Segment Start: TASK MATERIAL
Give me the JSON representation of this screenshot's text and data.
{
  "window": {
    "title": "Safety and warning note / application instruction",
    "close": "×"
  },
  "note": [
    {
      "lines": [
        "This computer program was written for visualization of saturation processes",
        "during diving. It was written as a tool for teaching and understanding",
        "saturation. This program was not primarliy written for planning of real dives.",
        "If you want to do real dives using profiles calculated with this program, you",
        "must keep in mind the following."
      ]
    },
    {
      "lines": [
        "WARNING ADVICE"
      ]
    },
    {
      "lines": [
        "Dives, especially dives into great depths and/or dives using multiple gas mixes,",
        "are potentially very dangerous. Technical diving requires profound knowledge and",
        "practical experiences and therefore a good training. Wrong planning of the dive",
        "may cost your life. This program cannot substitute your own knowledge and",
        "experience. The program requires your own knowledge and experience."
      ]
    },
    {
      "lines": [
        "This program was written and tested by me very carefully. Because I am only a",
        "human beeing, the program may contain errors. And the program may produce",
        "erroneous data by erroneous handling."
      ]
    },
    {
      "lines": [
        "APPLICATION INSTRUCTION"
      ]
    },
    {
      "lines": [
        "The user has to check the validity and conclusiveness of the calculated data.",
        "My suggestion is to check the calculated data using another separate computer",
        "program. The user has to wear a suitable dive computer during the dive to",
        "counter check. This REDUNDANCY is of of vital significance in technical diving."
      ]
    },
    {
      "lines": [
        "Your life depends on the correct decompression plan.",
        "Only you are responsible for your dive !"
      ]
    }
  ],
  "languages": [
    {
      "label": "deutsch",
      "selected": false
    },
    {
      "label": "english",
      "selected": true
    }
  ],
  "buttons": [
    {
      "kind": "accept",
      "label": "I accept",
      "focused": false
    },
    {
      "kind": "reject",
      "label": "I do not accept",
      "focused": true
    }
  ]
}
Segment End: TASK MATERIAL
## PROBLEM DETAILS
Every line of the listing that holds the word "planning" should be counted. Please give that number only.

## FINISHED EXERCISE
2